TAA, run in Virginia through the VEC, provides workers adversely affected by outsourcing with opportunities to obtain the skills, credentials, resources, and supports necessary to find new employment. Any member of a worker group certified as eligible by the U.S. Department of Labor’s Office of TAA may be able to receive a range of benefits and services, including training, employment and case management services, job search allowances, relocation allowances, and income support in the form of Trade Readjustment Allowances (TRA). Reemployment TAA (RTAA) and Alternative TAA (ATAA) are two additional programs that provide wage supplements for re-employed workers fifty and older whose remployment has resulted in lower wages than those earned in their trade-affected employment.

Who are the TAA Navigators?

In response to increasing demand, the VEC developed the TAA Navigator role and has hired six navigators around the state. The navigators plan and coordinate the delivery of customized Trade Rapid Response (RR) services and benefits under the federal TAA program to eligible employees impacted by layoffs due to foreign competition, and they work closely with employers to build partnerships. Another important navigator responsibility is to build strong relationships with adult education programs statewide to ensure that adult education has a strong voice at all Business Services Team meetings. Navigators are also responsible for coordinating with local adult education program managers to create and develop PluggedInVA training opportunities for trade-affected workers at all skill levels. The navigators use their knowledge from collaborative partner meetings and local employer contacts to provide guidance to ensure that cohorts are developed to align with industry-driven opportunities.

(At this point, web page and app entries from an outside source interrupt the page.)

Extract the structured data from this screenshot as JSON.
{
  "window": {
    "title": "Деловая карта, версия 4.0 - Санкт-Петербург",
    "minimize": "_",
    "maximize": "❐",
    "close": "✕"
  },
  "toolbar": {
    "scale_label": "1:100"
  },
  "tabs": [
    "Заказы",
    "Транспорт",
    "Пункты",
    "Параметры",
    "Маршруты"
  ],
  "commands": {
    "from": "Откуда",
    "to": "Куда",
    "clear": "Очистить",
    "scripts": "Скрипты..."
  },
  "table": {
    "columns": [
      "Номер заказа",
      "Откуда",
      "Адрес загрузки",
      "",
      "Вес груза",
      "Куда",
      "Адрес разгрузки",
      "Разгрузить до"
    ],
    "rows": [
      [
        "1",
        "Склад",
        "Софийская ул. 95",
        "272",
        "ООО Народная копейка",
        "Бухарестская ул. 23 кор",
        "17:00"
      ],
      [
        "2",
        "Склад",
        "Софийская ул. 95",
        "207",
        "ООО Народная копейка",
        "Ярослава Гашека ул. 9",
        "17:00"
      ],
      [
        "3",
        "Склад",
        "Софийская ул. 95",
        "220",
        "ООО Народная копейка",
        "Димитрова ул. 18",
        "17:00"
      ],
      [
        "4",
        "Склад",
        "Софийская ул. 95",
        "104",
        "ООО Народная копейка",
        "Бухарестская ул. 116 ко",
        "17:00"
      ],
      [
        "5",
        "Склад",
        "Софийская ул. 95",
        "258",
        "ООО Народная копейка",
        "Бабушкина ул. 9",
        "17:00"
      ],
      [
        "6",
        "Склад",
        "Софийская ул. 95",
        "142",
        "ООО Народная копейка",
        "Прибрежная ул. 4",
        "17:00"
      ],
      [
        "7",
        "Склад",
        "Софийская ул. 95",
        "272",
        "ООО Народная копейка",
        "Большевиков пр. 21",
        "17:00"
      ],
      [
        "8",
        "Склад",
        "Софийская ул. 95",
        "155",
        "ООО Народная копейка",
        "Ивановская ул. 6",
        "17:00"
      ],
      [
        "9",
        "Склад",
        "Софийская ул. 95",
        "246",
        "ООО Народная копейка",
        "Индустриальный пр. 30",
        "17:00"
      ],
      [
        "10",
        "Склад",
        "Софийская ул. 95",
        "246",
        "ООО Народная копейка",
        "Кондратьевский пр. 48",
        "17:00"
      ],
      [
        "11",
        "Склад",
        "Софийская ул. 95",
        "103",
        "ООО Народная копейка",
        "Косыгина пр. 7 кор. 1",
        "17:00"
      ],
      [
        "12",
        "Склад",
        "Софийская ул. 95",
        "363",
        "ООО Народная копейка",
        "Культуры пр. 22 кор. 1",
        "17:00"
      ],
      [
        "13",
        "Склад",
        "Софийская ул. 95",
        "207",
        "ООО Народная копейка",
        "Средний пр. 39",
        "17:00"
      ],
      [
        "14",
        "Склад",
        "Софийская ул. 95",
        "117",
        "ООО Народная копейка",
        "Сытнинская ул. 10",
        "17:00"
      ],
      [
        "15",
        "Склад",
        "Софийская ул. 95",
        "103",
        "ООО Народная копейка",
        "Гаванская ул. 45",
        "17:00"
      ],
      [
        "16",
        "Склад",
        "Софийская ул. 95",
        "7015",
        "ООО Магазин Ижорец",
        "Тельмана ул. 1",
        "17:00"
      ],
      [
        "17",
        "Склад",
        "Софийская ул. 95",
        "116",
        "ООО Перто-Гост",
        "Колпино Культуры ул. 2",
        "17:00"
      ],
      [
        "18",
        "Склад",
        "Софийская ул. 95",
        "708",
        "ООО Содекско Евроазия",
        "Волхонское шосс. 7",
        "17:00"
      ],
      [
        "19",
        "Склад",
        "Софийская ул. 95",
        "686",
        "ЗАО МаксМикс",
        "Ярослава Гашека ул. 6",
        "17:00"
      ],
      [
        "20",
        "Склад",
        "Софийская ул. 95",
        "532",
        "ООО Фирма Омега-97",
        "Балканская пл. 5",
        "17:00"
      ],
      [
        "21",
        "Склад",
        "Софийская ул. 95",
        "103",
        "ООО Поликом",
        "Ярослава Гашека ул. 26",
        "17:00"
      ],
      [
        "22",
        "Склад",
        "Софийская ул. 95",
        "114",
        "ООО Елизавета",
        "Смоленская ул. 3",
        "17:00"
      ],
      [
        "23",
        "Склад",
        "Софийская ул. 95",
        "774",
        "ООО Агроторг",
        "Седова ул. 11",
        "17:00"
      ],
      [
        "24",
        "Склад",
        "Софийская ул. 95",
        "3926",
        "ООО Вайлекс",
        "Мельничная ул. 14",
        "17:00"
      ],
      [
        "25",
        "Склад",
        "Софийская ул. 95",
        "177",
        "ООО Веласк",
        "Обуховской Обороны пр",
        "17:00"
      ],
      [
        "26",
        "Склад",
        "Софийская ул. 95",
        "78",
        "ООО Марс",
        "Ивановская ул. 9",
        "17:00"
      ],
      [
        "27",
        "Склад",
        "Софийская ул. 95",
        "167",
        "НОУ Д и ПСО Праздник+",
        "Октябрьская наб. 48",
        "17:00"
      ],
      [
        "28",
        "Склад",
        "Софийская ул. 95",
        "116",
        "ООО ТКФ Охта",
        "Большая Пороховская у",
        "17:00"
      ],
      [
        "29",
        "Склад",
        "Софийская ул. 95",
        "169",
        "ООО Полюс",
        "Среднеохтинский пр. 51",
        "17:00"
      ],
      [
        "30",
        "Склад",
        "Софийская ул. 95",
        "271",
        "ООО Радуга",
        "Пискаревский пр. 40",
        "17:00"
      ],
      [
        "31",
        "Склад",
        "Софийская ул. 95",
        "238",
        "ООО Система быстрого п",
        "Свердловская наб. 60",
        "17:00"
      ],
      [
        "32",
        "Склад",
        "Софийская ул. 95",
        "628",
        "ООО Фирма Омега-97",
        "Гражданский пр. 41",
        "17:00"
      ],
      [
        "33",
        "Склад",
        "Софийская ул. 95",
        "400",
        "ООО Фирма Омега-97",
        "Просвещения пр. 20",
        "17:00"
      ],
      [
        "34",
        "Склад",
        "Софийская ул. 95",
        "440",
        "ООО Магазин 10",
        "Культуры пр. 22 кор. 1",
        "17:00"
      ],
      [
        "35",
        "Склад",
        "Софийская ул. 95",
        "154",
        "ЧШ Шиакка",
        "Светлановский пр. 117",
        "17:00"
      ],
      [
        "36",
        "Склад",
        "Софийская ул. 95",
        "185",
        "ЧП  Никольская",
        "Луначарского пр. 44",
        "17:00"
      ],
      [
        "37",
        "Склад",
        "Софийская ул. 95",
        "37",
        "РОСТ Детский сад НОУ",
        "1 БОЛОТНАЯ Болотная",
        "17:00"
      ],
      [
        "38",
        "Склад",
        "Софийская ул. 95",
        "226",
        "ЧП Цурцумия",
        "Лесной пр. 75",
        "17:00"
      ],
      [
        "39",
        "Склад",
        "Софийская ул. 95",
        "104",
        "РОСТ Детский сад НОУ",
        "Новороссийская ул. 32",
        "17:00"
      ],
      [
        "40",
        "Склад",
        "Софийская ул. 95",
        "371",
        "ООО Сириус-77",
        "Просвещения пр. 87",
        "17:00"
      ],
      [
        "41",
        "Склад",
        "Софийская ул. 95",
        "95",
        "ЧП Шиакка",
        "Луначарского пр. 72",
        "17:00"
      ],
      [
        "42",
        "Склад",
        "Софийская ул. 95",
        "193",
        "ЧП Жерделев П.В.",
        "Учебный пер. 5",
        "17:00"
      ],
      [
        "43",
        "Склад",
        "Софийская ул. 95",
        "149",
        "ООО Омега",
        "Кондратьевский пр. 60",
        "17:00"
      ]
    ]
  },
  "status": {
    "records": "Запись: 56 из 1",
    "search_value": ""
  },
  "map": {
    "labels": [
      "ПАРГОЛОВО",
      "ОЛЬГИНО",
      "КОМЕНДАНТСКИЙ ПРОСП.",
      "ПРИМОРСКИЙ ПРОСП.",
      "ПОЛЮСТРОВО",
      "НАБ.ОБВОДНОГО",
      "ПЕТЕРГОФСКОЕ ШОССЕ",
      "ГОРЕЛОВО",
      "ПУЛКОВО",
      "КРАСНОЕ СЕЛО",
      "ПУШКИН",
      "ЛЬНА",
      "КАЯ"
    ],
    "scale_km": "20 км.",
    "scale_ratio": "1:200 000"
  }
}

What makes a TAA PluggedInVA different than others?

TAA-driven PluggedInVA programs are distinct from those funded by adult education or the community college system in a few important ways. First, TAA funding allows for increased instructional intensity by compensating clients for up to 30 hours of education and training services each week. The funding covers TAA-eligible learners’ tuition, books, and supplies, ensuring they receive the amount of education and training they need to be successful in future employment.

The second and perhaps more impactful distinction between TAA-funded and other PluggedInVA programs is the learner-driven nature of the program structure. In traditionally developed PluggedInVA programs, jobs and training opportunities are identified first, and then potential students are screened for eligibility and aptitude. With TAA, the learners come as a cohort, most with 20 to 25 years of work experience and an average age over 45 years. Because the cohorts come to a PluggedInVA program intact, the program design demands a multi-level, differentiated approach to effectively accommodate different academic skill levels, occupational training experiences, comfort with educational environments, and aptitudes for identified industries and training opportunities. With the appropriate supports, exceptional gains have been achieved within compressed timeframes, allowing many of the TAA-impacted workers to quickly strengthen academic skills, earn their secondary credentials, and complete occupational training that leads them to promising careers in new industries.

See the IET Blueprint for more information, resources, and contacts regarding opportunities with TAA and PluggedInVA. You’ll find contact information and geographic assignments for the six TAA navigators as well as templates for contracts and memoranda of understanding. For questions about TAA, see the Virginia Employment Commission Website.

Kate Daly Rolander is Workforce Instructional Specialist at the Virginia Adult Learning Resource Center.